CHRIS: Yeah, we worked with an attorney that had just opened their doors and they found us, right? And there wasn’t any kind of baggage on either end, right? They didn’t have a process in place. They didn’t have an intake team. It was really neat because in the space of about eight to ten months I was getting text messages from the attorney saying, “You’re killing me. You’re overloading me. And I’ve got to hire another case manager and I’ve got to hire this and that.” These were good and bad texts, right? And then we looked at kind of where we were getting cases from and they actually opened another office that directly serviced the area where they were getting the most cases and hired another attorney to be in that office.
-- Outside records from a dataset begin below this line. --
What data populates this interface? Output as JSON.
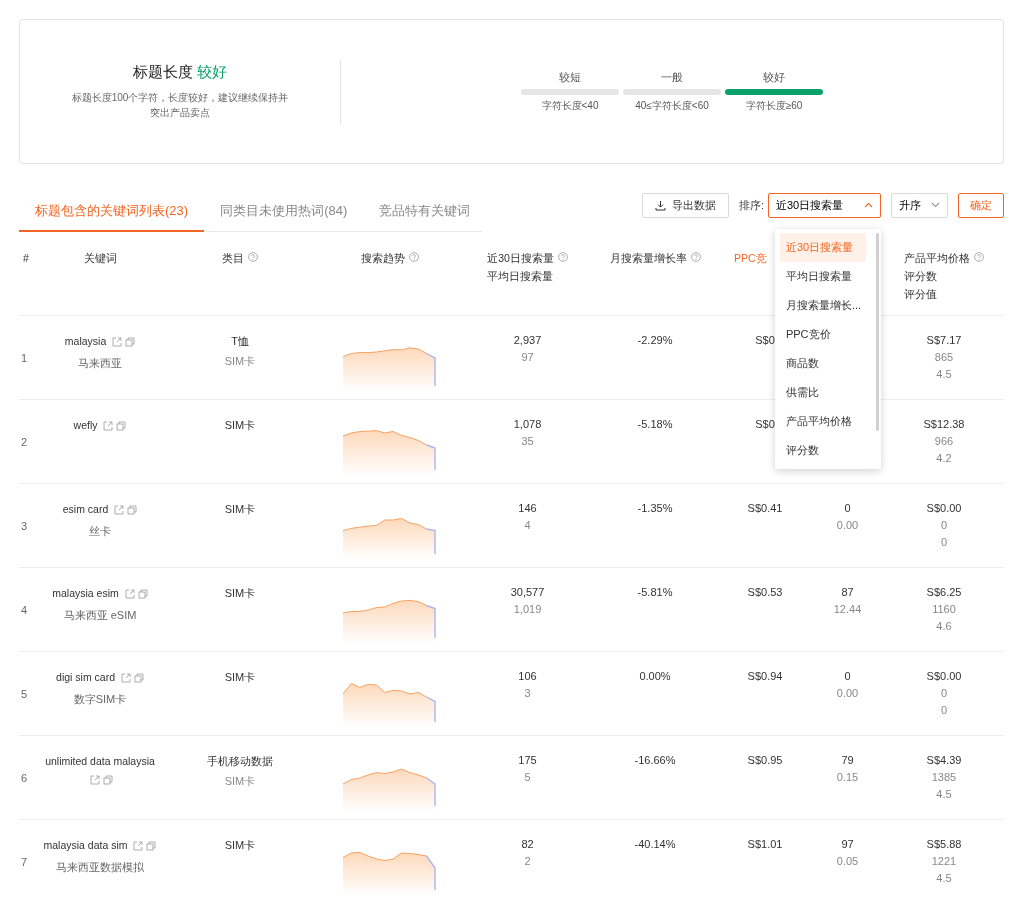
{
  "summary": {
    "title": "标题长度",
    "rating": "较好",
    "description": "标题长度100个字符，长度较好，建议继续保持并突出产品卖点",
    "levels": [
      {
        "label": "较短",
        "range": "字符长度<40",
        "selected": false
      },
      {
        "label": "一般",
        "range": "40≤字符长度<60",
        "selected": false
      },
      {
        "label": "较好",
        "range": "字符长度≥60",
        "selected": true
      }
    ]
  },
  "tabs": [
    {
      "label": "标题包含的关键词列表(23)",
      "selected": true
    },
    {
      "label": "同类目未使用热词(84)",
      "selected": false
    },
    {
      "label": "竞品特有关键词",
      "selected": false
    }
  ],
  "toolbar": {
    "export_button": "导出数据",
    "sort_label": "排序:",
    "sort_select": {
      "value": "近30日搜索量",
      "expanded": true
    },
    "order_select": "升序",
    "confirm_button": "确定"
  },
  "sort_options": [
    {
      "label": "近30日搜索量",
      "selected": true
    },
    {
      "label": "平均日搜索量",
      "selected": false
    },
    {
      "label": "月搜索量增长...",
      "selected": false
    },
    {
      "label": "PPC竞价",
      "selected": false
    },
    {
      "label": "商品数",
      "selected": false
    },
    {
      "label": "供需比",
      "selected": false
    },
    {
      "label": "产品平均价格",
      "selected": false
    },
    {
      "label": "评分数",
      "selected": false
    }
  ],
  "table": {
    "columns": [
      {
        "lines": [
          "#"
        ],
        "help": false,
        "highlighted": false
      },
      {
        "lines": [
          "关键词"
        ],
        "help": false,
        "highlighted": false
      },
      {
        "lines": [
          "类目"
        ],
        "help": true,
        "highlighted": false
      },
      {
        "lines": [
          "搜索趋势"
        ],
        "help": true,
        "highlighted": false
      },
      {
        "lines": [
          "近30日搜索量",
          "平均日搜索量"
        ],
        "help": true,
        "highlighted": false
      },
      {
        "lines": [
          "月搜索量增长率"
        ],
        "help": true,
        "highlighted": false
      },
      {
        "lines": [
          "PPC竞"
        ],
        "help": false,
        "highlighted": true
      },
      {
        "lines": [
          "产品平均价格",
          "评分数",
          "评分值"
        ],
        "help": true,
        "highlighted": false
      }
    ],
    "rows": [
      {
        "index": "1",
        "keyword": "malaysia",
        "translation": "马来西亚",
        "category": [
          "T恤",
          "SIM卡"
        ],
        "search": [
          "2,937",
          "97"
        ],
        "growth": "-2.29%",
        "ppc": "S$0",
        "price": [
          "S$7.17",
          "865",
          "4.5"
        ]
      },
      {
        "index": "2",
        "keyword": "wefly",
        "category": [
          "SIM卡"
        ],
        "search": [
          "1,078",
          "35"
        ],
        "growth": "-5.18%",
        "ppc": "S$0",
        "price": [
          "S$12.38",
          "966",
          "4.2"
        ]
      },
      {
        "index": "3",
        "keyword": "esim card",
        "translation": "丝卡",
        "category": [
          "SIM卡"
        ],
        "search": [
          "146",
          "4"
        ],
        "growth": "-1.35%",
        "ppc": "S$0.41",
        "column_8": [
          "0",
          "0.00"
        ],
        "price": [
          "S$0.00",
          "0",
          "0"
        ]
      },
      {
        "index": "4",
        "keyword": "malaysia esim",
        "translation": "马来西亚 eSIM",
        "category": [
          "SIM卡"
        ],
        "search": [
          "30,577",
          "1,019"
        ],
        "growth": "-5.81%",
        "ppc": "S$0.53",
        "column_8": [
          "87",
          "12.44"
        ],
        "price": [
          "S$6.25",
          "1160",
          "4.6"
        ]
      },
      {
        "index": "5",
        "keyword": "digi sim card",
        "translation": "数字SIM卡",
        "category": [
          "SIM卡"
        ],
        "search": [
          "106",
          "3"
        ],
        "growth": "0.00%",
        "ppc": "S$0.94",
        "column_8": [
          "0",
          "0.00"
        ],
        "price": [
          "S$0.00",
          "0",
          "0"
        ]
      },
      {
        "index": "6",
        "keyword": "unlimited data malaysia",
        "category": [
          "手机移动数据",
          "SIM卡"
        ],
        "search": [
          "175",
          "5"
        ],
        "growth": "-16.66%",
        "ppc": "S$0.95",
        "column_8": [
          "79",
          "0.15"
        ],
        "price": [
          "S$4.39",
          "1385",
          "4.5"
        ]
      },
      {
        "index": "7",
        "keyword": "malaysia data sim",
        "translation": "马来西亚数据模拟",
        "category": [
          "SIM卡"
        ],
        "search": [
          "82",
          "2"
        ],
        "growth": "-40.14%",
        "ppc": "S$1.01",
        "column_8": [
          "97",
          "0.05"
        ],
        "price": [
          "S$5.88",
          "1221",
          "4.5"
        ]
      }
    ]
  }
}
It’s been really fun to work with all of our firms but this one was a really fun one.
KATIE: One of those hungry ones?
CHRIS: Yeah, one of those hungry ones.
KATIE: So what would be any last words or tips that you would give to those hungry attorneys out there that are maybe just trying to figure out their marketing strategy.
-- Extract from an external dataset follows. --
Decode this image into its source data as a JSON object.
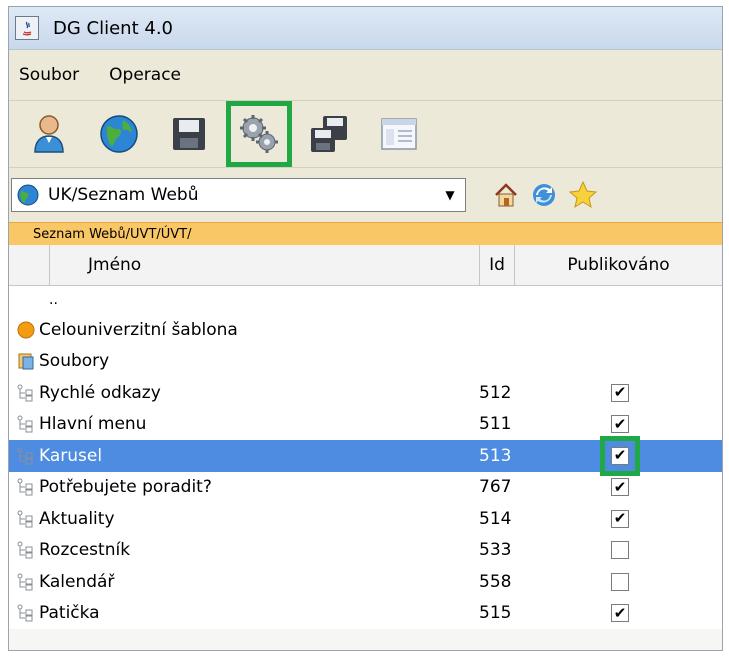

CHRIS: Yeah, you know a couple of things that I would just throw out there is look at your intake personnel. If you have the front desk answering the phones, make sure the front desk person is the right person, right? If they’re not the right person, get someone. Hire someone part time or someone who, that’s all they think about is I’m going to answer the phone and I’m going to be happy about answering it. The next thing you want to do is make sure you have your metrics right and look at the right ones you know. Look at cost per click, cost per call, cost per email and your total advertising budget. That’s all important. But I think the real metric that you want to look at is the cost per case acquired. And then look at kind of how you can be innovative. How you can start dabbling in these new emerging technologies and if it makes sense for you, certain case types and certain geographies, social media may work. And certain ones may not. But get out there and be innovative and look for companies that can be innovative with you if you’re going to partner with someone.
KATIE: That’s great. Have a heart for your clients. Have a brain for your metrics. Have vision for your future.
CHRIS: Exactly. That’s great.
CHRIS: I love it.
KATIE: Well, Chris, it’s been great talking with you. Thank you so much for coming and talking with us.
CHRIS: It’s been a real pleasure. Thanks for having me.
KATIE: This has been The Filevine Fireside. I’m Katie Wolf. We’ll see you next week.